What exactly do Tim Kaine and Russ Potts have to do to get a rise out of Jerry Kilgore? Kilgore, having refused again and again to participate in a debate that includes Potts, must either: (1) possess the inner strength and peace of Mahatma Gandhi; (2) have an enormous ace up his sleeve for Sunday's debate or; (3) be precisely the gutless, spineless wimp Potts has outright said he is and Kaine has sortakinda said he is.

Potts doesn't mince words. He's called Kilgore a "coward," "pathetic" and "Casper the Ghost." If this were California, I guess "girly man" wouldn't be far behind. I suppose Kilgore can take the high road and ignore an arguably fringe candidate but the man he is neck and neck with — Kaine — hasn't been much kinder, only subtler in his choice of words.

Now, Kilgore is possibly threatening to pull out of Sunday's debate unless he gets an agreement that no portion of the debate will be used in TV and radio ads. I guess that means he's pretty sure he won't be saying anything so great he'd like people to hear it over and over. And of course he must be terrified that people will actually burst into laughter again at some of his answers as happened at the Fairfax County Chamber of Commerce debate with Kaine. If that happens, you can be sure Kaine's campaign will just play the statement and the laughter in every ad from now til Nov. 8.

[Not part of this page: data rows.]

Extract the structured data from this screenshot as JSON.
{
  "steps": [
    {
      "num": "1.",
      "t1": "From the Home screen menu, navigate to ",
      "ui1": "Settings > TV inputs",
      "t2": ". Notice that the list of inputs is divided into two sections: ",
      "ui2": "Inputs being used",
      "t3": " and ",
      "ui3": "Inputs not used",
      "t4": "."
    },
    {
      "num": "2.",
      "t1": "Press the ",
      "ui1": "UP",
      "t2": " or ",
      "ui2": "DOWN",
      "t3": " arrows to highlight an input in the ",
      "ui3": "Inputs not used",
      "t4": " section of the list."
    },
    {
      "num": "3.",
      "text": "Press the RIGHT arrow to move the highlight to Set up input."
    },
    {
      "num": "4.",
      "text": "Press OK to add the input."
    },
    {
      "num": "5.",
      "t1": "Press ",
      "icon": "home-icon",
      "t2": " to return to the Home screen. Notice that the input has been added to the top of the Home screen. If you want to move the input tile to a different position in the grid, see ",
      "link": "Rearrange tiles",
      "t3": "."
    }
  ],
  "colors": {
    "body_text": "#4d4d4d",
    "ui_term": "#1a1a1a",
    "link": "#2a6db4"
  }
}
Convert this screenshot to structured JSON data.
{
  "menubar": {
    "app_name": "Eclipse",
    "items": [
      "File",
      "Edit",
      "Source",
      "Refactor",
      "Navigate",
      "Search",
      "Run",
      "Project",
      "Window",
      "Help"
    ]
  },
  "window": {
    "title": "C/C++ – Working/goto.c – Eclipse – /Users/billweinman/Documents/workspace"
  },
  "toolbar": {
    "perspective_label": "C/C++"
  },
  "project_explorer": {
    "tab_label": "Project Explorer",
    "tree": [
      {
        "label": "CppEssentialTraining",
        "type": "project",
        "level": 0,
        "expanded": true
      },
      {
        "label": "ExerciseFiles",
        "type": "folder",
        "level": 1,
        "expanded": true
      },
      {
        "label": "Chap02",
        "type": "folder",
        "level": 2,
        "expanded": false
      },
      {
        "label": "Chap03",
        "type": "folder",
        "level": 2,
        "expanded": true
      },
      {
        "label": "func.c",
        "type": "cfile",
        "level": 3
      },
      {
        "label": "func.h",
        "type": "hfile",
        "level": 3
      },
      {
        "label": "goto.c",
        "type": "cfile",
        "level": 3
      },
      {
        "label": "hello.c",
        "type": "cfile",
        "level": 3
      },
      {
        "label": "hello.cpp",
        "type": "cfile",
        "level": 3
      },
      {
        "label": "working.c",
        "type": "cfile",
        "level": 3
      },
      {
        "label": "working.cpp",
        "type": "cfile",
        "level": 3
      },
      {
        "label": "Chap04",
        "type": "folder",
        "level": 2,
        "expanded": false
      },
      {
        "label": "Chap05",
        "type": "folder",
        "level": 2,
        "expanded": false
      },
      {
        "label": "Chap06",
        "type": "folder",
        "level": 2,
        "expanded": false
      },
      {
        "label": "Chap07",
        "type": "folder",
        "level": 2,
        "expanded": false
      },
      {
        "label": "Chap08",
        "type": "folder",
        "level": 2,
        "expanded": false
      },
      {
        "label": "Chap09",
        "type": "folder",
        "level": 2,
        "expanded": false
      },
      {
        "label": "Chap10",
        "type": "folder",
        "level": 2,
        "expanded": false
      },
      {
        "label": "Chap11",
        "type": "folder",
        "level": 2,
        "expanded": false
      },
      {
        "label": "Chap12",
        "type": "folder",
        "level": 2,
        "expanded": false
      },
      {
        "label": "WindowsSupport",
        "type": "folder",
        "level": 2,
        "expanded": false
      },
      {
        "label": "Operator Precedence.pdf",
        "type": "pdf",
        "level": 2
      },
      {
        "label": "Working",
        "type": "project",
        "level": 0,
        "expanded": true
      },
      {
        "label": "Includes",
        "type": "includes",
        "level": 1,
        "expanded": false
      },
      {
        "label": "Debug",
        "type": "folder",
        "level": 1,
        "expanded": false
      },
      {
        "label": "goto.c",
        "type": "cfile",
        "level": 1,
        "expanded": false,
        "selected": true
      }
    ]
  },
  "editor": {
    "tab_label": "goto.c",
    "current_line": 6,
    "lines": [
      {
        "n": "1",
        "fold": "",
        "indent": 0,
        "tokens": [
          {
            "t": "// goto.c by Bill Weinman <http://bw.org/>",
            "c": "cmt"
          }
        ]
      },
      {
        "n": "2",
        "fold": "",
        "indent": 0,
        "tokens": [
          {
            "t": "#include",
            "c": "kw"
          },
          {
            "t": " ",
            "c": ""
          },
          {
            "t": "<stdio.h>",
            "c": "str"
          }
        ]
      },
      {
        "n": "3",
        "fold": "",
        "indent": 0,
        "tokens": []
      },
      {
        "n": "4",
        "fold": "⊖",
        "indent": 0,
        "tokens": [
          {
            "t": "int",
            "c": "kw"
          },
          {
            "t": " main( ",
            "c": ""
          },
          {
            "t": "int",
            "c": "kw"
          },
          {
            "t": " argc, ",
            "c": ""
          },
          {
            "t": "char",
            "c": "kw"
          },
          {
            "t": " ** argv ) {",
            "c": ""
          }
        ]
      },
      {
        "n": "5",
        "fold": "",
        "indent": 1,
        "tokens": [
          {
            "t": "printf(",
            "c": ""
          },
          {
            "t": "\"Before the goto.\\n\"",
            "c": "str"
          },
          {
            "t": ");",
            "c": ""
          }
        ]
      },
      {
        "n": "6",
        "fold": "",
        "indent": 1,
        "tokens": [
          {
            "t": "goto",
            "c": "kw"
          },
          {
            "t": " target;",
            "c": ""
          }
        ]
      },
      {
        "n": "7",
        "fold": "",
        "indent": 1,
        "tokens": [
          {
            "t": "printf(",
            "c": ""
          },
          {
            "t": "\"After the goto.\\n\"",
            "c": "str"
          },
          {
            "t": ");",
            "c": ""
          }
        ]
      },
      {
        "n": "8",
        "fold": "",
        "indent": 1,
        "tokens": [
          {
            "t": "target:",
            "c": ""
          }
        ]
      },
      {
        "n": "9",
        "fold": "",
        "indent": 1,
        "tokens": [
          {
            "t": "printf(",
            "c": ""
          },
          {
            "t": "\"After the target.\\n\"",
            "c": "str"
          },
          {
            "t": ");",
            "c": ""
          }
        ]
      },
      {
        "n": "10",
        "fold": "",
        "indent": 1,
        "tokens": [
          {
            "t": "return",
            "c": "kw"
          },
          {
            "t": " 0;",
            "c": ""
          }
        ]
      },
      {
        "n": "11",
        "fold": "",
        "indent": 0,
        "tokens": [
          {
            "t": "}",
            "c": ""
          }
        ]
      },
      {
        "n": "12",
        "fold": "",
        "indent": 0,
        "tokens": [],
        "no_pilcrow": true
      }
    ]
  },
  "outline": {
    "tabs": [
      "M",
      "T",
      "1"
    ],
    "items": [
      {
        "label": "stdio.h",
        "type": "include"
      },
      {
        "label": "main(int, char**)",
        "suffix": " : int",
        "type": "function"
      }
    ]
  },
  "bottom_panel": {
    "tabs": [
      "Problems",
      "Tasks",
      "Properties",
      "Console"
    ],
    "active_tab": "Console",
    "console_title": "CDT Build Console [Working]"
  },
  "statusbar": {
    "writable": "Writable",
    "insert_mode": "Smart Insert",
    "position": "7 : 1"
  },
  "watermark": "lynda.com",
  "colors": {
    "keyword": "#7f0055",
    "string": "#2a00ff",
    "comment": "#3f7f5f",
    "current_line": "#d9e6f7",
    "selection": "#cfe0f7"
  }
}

What exactly is Kilgore's problem? Really, why won't he debate with Potts? The excuse that Potts has no chance to win and therefore shouldn't be heard is the lamest thing I've ever heard. At what point does a man — even a gentleman — stand and fight? Hasn't he been called enough names? Should they triple dog dare him? Call him yeller? Replace the duck suit with a chicken?

If this were real life, a person who refused to stand up for himself again and again would be laughed right off the playground or soccer field or out of the corner bar. But this isn't real life, it's politics — where a person who refuses to stand up for himself again and again just might end up governor.

Monday, October 03, 2005

Thank you, Tim Kaine. I may never eat cake again.

I take it back. Russ Potts' TV spot may not be the most bizarre. Have you seen the new Tim Kaine spot with the cake? Potts' may be the goofiest, but Kaine has managed to put forth a TV ad that is downright creepy. Again, I'd like you to see for yourself, so go to and go to the TV ads section. Basically, it's a female voiceover talking about how Jerry Kilgore wants to cut more and more out of Virginia schools, illustrated by hands slicing into a cake decorated with the proverbial little red schoolhouse and the words Virginia Schools across it. There's a little flag and some shrubbery but it's set against a black backdrop and with each slice the disembodied hands seem to get sloppier with the cutting. It has this weird Carrie sort of vibe so that at one point you are sure a bloody hand is going to pop up out of the cake. But no! It's just tiny Jerry Kilgore! A picture of the Republican candidate is superimposed behind the cake so that it looks like a little Kilgore candle sticking up out of it. The ad goes on to tell us all the wonderful things Kaine would do for schools and then ends on the strangest note of all: A little blonde girl practically snarls into the camera and says, "Hey, Jerry! Pick on someone your own size!"

When little girls start calling you out, you know you've got an image problem, which I'll have more to say about tomorrow...